A Congressional Research Service report from August 2007, found that sick leave balances are lower for FERS employees than CSRS employees. Independent studies by the Bureau of Prisons reached the same conclusion. In a recent survey of FERS and CSRS employees, 85% of CSRS employees said they conserved as much sick leave as possible. On the other hand, 75% of FERS employees said they would use as much sick leave as possible during their last years of employment. The toll of this policy is made clearer when viewed through OPM estimates, which show that lost productivity resulting from this sick leave discrepancy is costing taxpayers $68 million per year.

In an effort to replace the flawed FERS approach to sick leave, I was able to attach language to legislation giving the FDA authority to regulate tobacco, which passed the House last week. It puts FERS employees on par with their CSRS colleagues in terms of sick leave, allowing them to also put their unused sick leave at retirement towards their annual annuity. For cost purposes, during the first three years after the provision becomes law, retiring employees would receive an addition to their annuity up to 75 percent of the value of their unused sick leave. After that three-year window, 100 percent of retiring federal employees’ sick leave days would count towards their annuity.
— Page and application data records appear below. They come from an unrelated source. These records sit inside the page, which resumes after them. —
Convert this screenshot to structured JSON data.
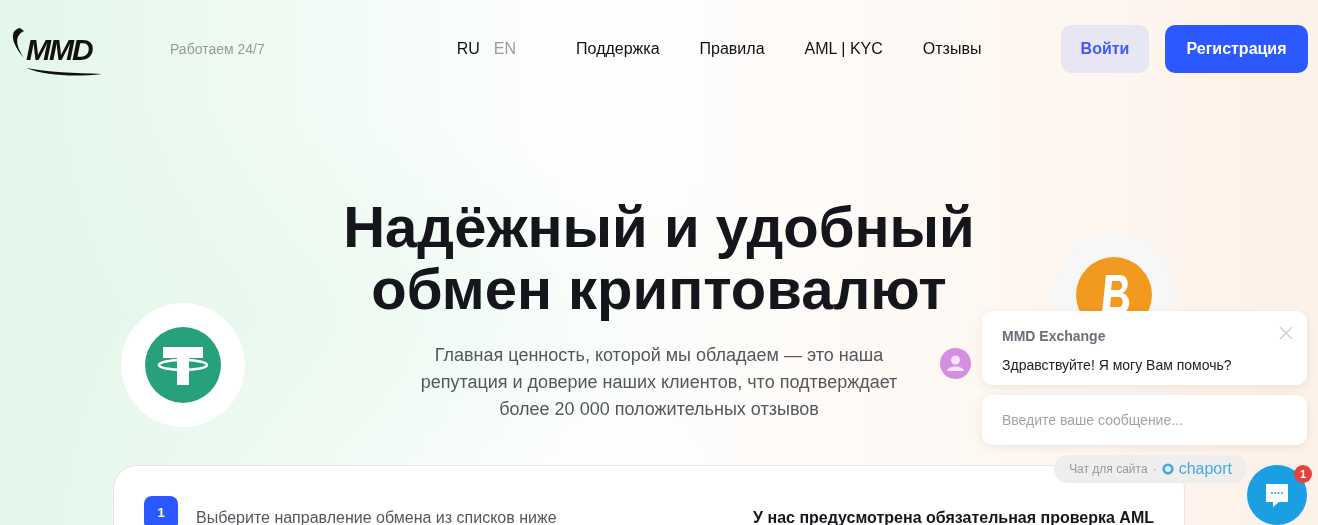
{
  "header": {
    "logo": "MMD",
    "tagline": "Работаем 24/7",
    "languages": [
      {
        "label": "RU",
        "selected": true
      },
      {
        "label": "EN",
        "selected": false
      }
    ],
    "nav": [
      "Поддержка",
      "Правила",
      "AML | KYC",
      "Отзывы"
    ],
    "login": "Войти",
    "register": "Регистрация"
  },
  "hero": {
    "title_lines": [
      "Надёжный и удобный",
      "обмен криптовалют"
    ],
    "subtitle_lines": [
      "Главная ценность, которой мы обладаем — это наша",
      "репутация и доверие наших клиентов, что подтверждает",
      "более 20 000 положительных отзывов"
    ]
  },
  "card": {
    "step_number": "1",
    "step_text": "Выберите направление обмена из списков ниже",
    "notice": "У нас предусмотрена обязательная проверка AML"
  },
  "chat": {
    "sender": "MMD Exchange",
    "message": "Здравствуйте! Я могу Вам помочь?",
    "placeholder": "Введите ваше сообщение...",
    "footer_text": "Чат для сайта",
    "separator": "·",
    "brand": "chaport",
    "unread": "1"
  }
}
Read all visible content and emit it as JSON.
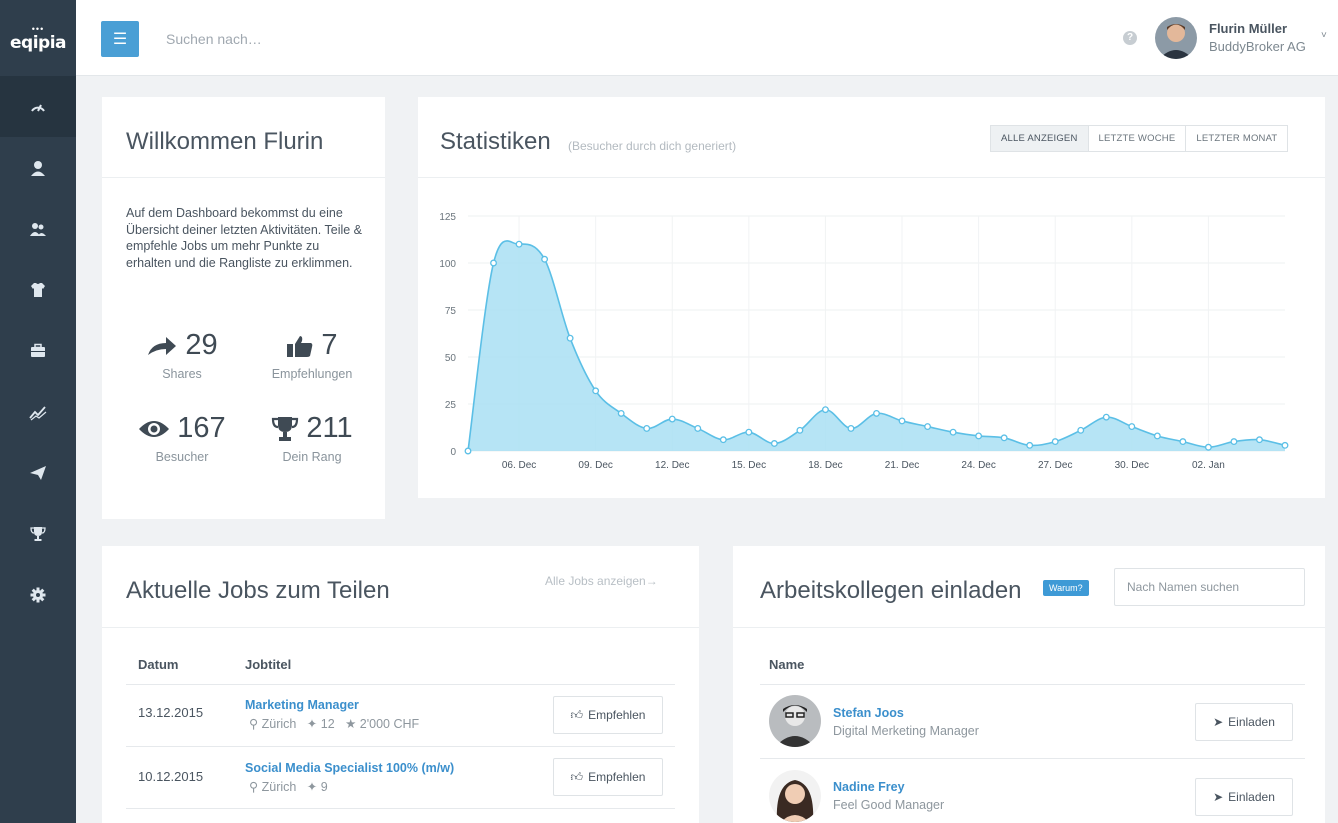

Our federal workforce is the best in the world; they deserve a benefit designed to reward, not punish, those who play by the rules. The current use-it or lose-it sick leave system for FERS employees clearly hurts productivity and increases training costs. We should be incentivizing the accrual of sick leave, not encouraging people to call in sick in the weeks leading up to retirement. I am optimistic we will see this provision become law before the end of the year.